ST. PAUL, Minn. (AP) — The massive renovation hiding the graceful lines of Minnesota’s Capitol in protective wrap and bristling scaffolding has left the inside even more unrecognizable and uninviting as the Legislature prepares to spring back into action.

Public rally space is nonexistent. Temporary walls seal off two-thirds of the building and create cramped corridors. Portable bathrooms are rolling in as substitutes for the real thing. And weekday school and group tours are being put on hiatus.

READ MORE: Fourth Stimulus Check: Will You See Another Relief Payment?

The biggest disruptions yet in the multi-year, $273 million restoration await lawmakers and the public when the session gavels in Jan. 6.

Wayne Waslaski, a Department of Administration official managing project logistics, warns it will be inconvenient from now until the anticipated 2017 completion.

“Obviously this is a historic renovation. It’s comprehensive in nature,” he said. “For a couple of years here it’s going to be a very different experience when you come to the Capitol.”

In a typical year, 120,000 people file through the Capitol, 13,000 tours are conducted and more than 370 events are held.

Gov. Mark Dayton, who vacated the building last summer along with his staff, compares it to a highway project “where you go through all the disruptions, inconveniences and dislocations for a necessary period of time so when you come through on the other side you have a much better product for the future.”

Cass Gilbert’s architectural gem is undergoing the fix-up inside and out to address deterioration of the past 109 years while adding modern touches and technological efficiencies.

The project will leave its mark on next year’s session.

Senators are working to compress committee schedules — even shaving some panels — to cope with the loss of half their meeting space. Lobbyists will have a tougher time buttonholing legislators exiting the House or Senate floors. Groups that assemble “Day on the Hill” gatherings to press their case are being directed to off-site locations, such as the Minnesota History Center or the Cedar Street Armory.

That relocation alone will deprive the Capitol of its usual bustle. The Rotunda rallies that usually produce chants that echo throughout the building and into meeting rooms will be absent. The front steps will be off-limits for mass gatherings.

Republican Rep. Greg Davids, entering his 23rd year, said he’ll miss the ease of interacting with people who show up to wave a sign or take a stand.

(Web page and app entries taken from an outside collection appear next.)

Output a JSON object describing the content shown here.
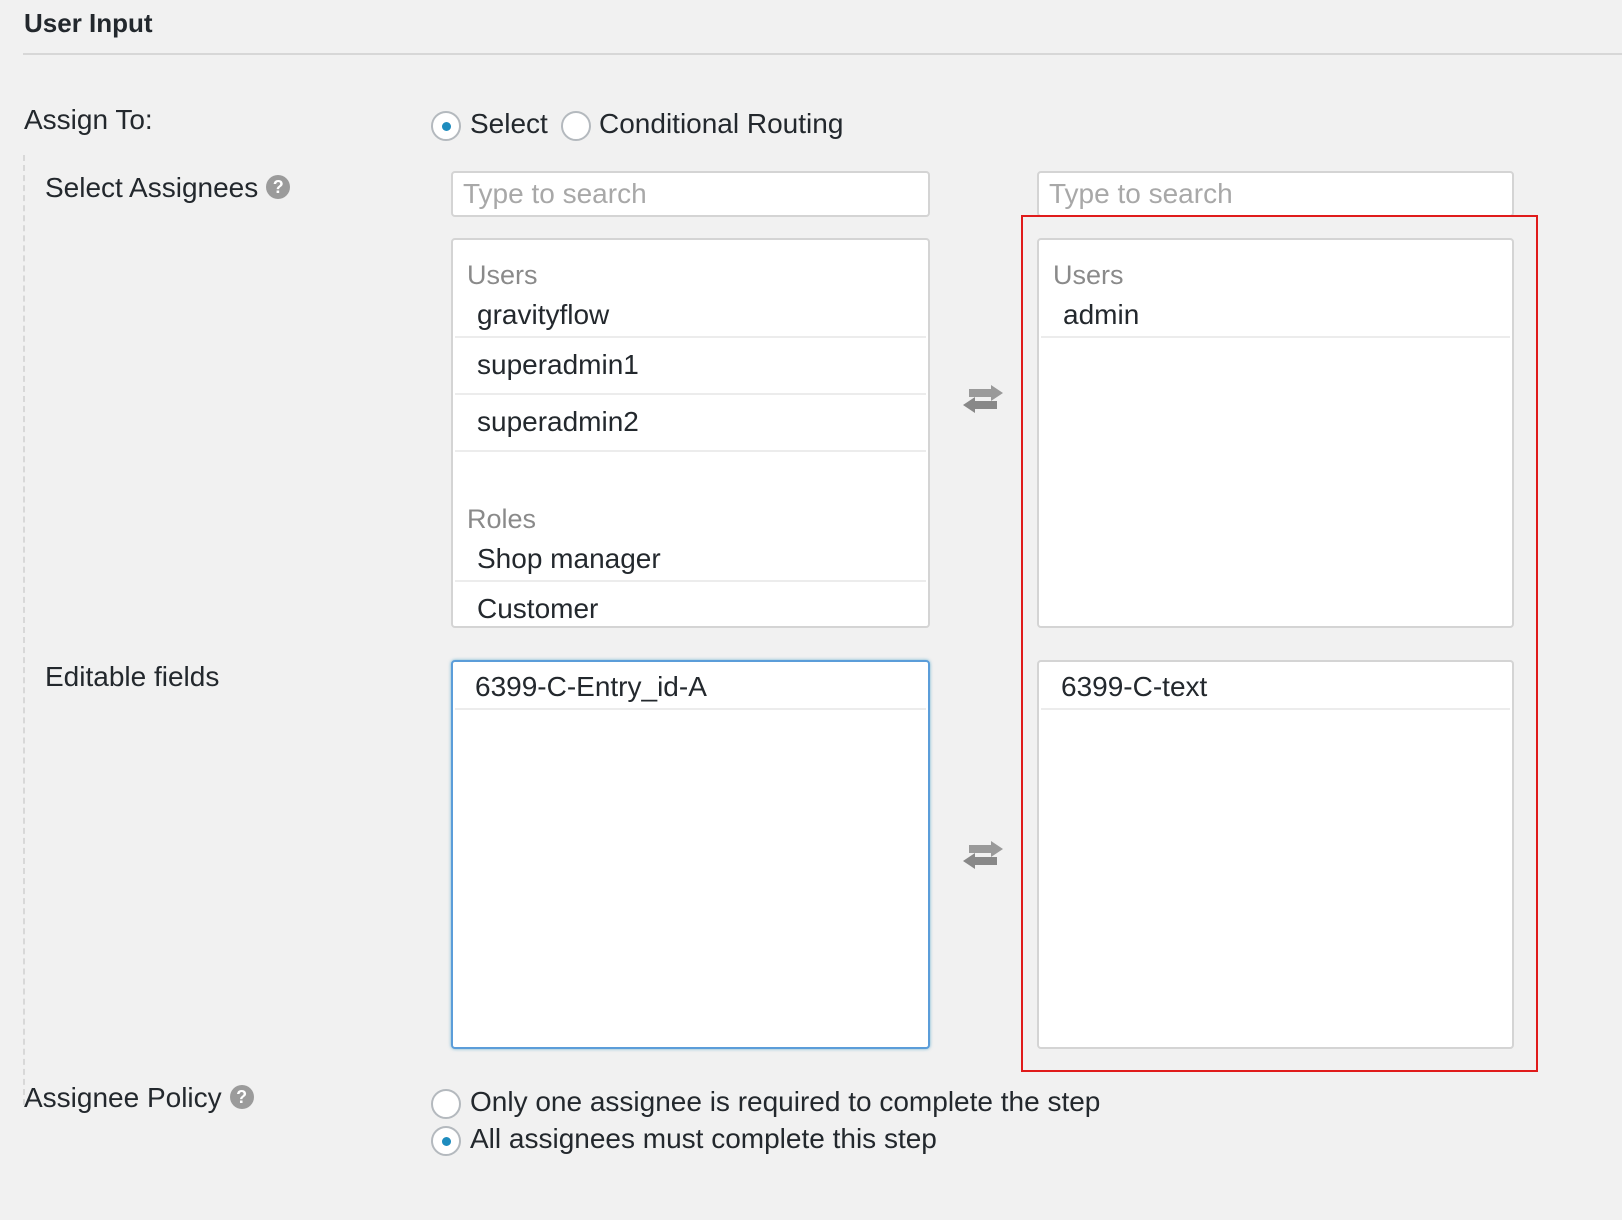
{
  "section": {
    "title": "User Input"
  },
  "assign_to": {
    "label": "Assign To:",
    "options": [
      {
        "label": "Select",
        "checked": true
      },
      {
        "label": "Conditional Routing",
        "checked": false
      }
    ]
  },
  "select_assignees": {
    "label": "Select Assignees",
    "help_icon": "question-circle-icon",
    "available": {
      "search_placeholder": "Type to search",
      "groups": [
        {
          "name": "Users",
          "items": [
            "gravityflow",
            "superadmin1",
            "superadmin2"
          ]
        },
        {
          "name": "Roles",
          "items": [
            "Shop manager",
            "Customer"
          ]
        }
      ]
    },
    "swap_icon": "swap-arrows-icon",
    "selected": {
      "search_placeholder": "Type to search",
      "groups": [
        {
          "name": "Users",
          "items": [
            "admin"
          ]
        }
      ]
    }
  },
  "editable_fields": {
    "label": "Editable fields",
    "available": [
      "6399-C-Entry_id-A"
    ],
    "swap_icon": "swap-arrows-icon",
    "selected": [
      "6399-C-text"
    ]
  },
  "assignee_policy": {
    "label": "Assignee Policy",
    "help_icon": "question-circle-icon",
    "options": [
      {
        "label": "Only one assignee is required to complete the step",
        "checked": false
      },
      {
        "label": "All assignees must complete this step",
        "checked": true
      }
    ]
  },
  "colors": {
    "accent": "#1e8cbe",
    "highlight": "#e01b1b",
    "focus": "#5b9dd9"
  }
}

READ MORE: Ask Minneapolis Mayoral Candidates Your Burning Question

“We are the voice of the people and we hear their voice, and that’s good,” Davids said. “A lot of times when some are giving long speeches on the floor, I like to go out and talk to actual people.”

Sarah Strong-Belisle, president of the Minnesota Government Relations Council, said the lobbyist trade group is stressing to its members and their clients that the Capitol is an active construction zone that won’t accommodate the major assemblies of the past. She said it puts the onus on groups — and lawmakers — to devise workarounds to keep lines of communication open.

“They’re walking a fine line clearly between safety and access and functionality,” Strong-Belisle said. “It’s a very unusual situation, and challenging.”

Bruce Nelson, chief executive officer of the disability advocacy group called ARRM, is especially worried. Each year his group and coalition partners bring in hundreds of patients, caregivers and supporters to press for state funding for disability services.

“It’s very important to be there in large groups making themselves heard,” Nelson said. “Being able to continue that is going to be compromised somewhat, particularly for folks with challenges navigating through skinny doorways and hallways, with fewer elevators and bathrooms.”

Already, Nelson’s group has booked the armory for its main rally day, but he knows that won’t compare. “We hope the governor and legislators come,” he said.

And about those bathrooms? Two heated trailer units will be stationed underneath the main entrance staircase and standard portable toilets will be brought in because the wing of the Capitol housing most public restrooms is closed and the plumbing turned off.

If 2015 proves difficult, it won’t even be the worst of it. Senators must vacate their remaining Capitol space the first week of June to keep the project on schedule (the entire building will be closed after that). They’ll meet in a new building for 2016, when the House chamber is the only functioning space in what project planners hope will be a late-starting and shortened session.

Waslaski said officials are scoping out emergency space for any special session needed to respond to a disaster.

If all goes as planned, the building will be back to operating as normal in two years with only decorative and finishing work left to do.

MORE NEWS: Mohamed Noor Resentenced To 57 Months For Manslaughter In Justine Ruszczyk Damond’s Shooting Death

(© Copyright 2014 The Associated Press. All Rights Reserved. This material may not be published, broadcast, rewritten or redistributed.)